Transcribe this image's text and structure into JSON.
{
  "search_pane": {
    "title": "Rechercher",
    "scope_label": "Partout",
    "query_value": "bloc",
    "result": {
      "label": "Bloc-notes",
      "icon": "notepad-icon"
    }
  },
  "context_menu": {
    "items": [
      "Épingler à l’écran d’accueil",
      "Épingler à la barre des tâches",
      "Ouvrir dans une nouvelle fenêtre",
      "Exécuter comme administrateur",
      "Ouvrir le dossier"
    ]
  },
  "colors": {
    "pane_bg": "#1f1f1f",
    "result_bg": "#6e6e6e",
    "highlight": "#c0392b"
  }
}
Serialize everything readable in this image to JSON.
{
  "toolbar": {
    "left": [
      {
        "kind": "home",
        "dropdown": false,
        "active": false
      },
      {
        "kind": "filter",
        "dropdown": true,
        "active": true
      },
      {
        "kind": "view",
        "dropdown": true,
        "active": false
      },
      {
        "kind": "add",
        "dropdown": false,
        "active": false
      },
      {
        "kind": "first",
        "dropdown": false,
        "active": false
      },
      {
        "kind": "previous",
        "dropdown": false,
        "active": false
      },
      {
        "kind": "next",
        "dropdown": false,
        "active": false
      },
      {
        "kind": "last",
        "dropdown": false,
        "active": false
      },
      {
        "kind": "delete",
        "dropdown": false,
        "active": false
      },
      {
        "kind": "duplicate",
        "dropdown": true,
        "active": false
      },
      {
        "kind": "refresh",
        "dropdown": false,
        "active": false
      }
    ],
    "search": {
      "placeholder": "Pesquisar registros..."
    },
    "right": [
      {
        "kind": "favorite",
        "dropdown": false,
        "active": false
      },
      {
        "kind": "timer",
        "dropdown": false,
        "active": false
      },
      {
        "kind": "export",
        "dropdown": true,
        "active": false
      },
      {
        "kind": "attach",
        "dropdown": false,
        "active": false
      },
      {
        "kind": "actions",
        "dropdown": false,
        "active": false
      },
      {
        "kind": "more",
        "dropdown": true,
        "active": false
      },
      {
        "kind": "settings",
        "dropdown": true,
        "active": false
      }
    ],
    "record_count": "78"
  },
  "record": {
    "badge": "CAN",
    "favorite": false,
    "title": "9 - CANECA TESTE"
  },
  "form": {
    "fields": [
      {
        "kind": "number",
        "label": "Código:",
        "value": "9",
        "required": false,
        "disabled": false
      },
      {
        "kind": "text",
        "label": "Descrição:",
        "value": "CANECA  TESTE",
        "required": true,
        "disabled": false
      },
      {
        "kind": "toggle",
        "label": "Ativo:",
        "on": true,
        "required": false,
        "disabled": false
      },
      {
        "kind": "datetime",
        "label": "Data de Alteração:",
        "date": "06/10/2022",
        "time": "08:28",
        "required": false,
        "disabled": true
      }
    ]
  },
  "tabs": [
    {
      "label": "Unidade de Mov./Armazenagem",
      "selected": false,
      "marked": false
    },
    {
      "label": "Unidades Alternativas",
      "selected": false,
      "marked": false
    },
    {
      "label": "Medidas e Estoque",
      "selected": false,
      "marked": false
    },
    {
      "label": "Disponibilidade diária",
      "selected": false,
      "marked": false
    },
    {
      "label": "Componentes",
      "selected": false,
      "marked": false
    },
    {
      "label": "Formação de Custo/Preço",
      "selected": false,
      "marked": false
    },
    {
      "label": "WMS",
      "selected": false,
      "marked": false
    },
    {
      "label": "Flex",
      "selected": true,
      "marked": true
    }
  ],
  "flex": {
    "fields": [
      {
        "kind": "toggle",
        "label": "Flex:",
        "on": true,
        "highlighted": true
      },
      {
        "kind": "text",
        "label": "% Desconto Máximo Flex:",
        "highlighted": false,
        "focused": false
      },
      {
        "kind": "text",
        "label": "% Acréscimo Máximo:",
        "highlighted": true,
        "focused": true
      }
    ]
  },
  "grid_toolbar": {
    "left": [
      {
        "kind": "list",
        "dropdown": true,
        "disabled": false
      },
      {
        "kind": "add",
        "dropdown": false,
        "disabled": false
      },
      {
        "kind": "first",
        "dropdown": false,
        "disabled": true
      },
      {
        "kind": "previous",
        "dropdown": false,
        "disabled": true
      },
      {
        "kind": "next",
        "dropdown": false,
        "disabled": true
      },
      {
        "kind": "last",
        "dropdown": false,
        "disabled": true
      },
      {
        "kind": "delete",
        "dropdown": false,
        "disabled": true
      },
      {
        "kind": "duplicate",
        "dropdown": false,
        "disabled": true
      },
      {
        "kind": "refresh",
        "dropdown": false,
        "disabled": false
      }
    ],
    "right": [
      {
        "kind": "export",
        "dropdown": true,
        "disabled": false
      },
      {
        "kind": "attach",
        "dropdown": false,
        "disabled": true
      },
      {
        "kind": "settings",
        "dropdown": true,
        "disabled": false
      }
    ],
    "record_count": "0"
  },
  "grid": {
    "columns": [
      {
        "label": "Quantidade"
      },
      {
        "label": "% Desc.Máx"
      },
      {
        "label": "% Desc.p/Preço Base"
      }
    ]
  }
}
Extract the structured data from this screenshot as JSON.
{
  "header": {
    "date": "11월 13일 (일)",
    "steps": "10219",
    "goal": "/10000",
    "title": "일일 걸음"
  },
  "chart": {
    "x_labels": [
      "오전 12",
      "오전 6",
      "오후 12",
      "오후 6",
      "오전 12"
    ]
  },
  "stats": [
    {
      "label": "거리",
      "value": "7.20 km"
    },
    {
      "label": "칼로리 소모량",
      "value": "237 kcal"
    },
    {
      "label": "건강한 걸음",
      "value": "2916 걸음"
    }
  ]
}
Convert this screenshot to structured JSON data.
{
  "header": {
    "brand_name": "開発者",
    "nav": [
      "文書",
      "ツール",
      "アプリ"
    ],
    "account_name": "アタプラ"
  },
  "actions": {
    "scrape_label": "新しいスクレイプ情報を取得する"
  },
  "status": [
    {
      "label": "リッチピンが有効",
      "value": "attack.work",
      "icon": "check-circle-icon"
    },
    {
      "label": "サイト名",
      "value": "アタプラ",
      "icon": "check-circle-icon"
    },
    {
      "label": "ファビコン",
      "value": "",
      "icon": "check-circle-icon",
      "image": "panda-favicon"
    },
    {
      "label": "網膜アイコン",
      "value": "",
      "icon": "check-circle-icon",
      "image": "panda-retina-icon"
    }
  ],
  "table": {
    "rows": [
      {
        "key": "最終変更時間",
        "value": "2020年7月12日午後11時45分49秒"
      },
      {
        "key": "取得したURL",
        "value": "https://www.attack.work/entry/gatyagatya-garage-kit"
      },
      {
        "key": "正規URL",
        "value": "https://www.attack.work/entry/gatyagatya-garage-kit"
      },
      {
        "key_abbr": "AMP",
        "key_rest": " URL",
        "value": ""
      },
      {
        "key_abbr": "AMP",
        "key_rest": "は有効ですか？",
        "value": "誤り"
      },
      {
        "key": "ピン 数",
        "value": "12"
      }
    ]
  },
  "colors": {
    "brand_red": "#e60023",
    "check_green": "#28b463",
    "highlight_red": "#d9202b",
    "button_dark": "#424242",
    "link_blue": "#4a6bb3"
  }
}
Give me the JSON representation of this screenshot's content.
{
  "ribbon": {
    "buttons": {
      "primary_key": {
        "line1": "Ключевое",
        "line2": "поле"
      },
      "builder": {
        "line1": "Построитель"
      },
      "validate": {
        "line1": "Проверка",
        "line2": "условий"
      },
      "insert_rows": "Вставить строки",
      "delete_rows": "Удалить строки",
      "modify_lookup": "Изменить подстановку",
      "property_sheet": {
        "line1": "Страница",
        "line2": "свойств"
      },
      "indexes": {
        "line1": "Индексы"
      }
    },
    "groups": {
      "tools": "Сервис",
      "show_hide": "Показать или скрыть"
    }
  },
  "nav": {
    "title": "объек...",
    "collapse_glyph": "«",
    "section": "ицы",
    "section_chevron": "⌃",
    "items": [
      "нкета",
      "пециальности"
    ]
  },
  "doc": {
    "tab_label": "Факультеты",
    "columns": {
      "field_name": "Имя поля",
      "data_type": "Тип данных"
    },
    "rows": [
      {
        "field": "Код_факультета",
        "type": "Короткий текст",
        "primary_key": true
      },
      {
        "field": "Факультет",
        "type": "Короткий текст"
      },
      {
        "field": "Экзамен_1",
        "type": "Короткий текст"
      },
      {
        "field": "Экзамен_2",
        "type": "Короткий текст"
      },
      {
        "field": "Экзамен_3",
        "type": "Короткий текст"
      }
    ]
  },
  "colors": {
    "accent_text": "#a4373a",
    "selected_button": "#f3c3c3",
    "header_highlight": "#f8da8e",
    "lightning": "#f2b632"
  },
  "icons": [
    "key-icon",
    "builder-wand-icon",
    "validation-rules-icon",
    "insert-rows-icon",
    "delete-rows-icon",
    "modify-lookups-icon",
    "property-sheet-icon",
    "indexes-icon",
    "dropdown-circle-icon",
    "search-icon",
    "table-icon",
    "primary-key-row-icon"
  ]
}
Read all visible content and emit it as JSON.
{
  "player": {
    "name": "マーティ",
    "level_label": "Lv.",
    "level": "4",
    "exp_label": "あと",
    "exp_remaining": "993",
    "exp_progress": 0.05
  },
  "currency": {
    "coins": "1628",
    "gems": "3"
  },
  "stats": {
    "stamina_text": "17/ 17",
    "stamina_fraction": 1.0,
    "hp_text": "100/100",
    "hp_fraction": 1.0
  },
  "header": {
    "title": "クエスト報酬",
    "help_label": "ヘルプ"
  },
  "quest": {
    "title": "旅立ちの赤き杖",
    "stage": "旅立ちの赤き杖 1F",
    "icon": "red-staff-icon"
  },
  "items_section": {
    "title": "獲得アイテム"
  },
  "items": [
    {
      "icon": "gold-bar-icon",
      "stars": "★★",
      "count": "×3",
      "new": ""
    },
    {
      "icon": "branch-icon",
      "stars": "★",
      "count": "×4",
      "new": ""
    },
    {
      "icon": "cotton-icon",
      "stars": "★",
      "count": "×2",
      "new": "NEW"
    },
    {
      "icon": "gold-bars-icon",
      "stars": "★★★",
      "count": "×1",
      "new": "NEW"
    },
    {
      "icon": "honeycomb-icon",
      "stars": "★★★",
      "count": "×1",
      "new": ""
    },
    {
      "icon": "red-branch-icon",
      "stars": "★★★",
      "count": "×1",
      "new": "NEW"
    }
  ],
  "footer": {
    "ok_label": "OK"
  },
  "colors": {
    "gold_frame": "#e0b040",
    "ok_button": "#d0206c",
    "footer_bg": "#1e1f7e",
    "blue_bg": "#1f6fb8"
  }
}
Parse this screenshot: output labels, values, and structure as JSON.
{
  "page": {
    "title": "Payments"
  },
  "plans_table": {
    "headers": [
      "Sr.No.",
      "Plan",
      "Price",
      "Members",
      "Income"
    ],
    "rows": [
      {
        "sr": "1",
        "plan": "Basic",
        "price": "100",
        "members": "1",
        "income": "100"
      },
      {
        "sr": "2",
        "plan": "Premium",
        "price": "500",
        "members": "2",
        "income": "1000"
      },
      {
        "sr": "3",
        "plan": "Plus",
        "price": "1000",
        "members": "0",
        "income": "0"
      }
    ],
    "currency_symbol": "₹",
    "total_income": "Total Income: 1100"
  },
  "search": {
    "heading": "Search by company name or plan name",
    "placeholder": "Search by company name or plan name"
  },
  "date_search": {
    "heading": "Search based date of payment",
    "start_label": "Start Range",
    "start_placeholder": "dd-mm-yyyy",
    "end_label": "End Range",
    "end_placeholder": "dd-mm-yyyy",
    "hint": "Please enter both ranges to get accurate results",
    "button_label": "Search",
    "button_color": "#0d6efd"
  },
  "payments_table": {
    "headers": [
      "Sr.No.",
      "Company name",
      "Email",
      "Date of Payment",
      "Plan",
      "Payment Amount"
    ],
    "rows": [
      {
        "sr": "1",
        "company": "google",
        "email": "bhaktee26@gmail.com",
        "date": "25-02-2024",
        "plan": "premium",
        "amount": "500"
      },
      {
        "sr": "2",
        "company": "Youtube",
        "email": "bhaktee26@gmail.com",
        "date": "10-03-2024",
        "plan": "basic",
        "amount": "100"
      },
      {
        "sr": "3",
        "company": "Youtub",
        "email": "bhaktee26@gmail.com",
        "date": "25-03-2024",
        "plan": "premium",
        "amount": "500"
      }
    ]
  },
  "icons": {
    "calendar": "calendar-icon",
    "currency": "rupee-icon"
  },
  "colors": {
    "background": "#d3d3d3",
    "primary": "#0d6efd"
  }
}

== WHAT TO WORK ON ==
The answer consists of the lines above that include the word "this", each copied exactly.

== OUTPUT ==
Transcribe this image's text and structure into JSON.
Serialize everything readable in this image to JSON.
Extract the structured data from this screenshot as JSON.
Convert this screenshot to structured JSON data.
Give me the JSON representation of this screenshot's content.
Parse this screenshot: output labels, values, and structure as JSON.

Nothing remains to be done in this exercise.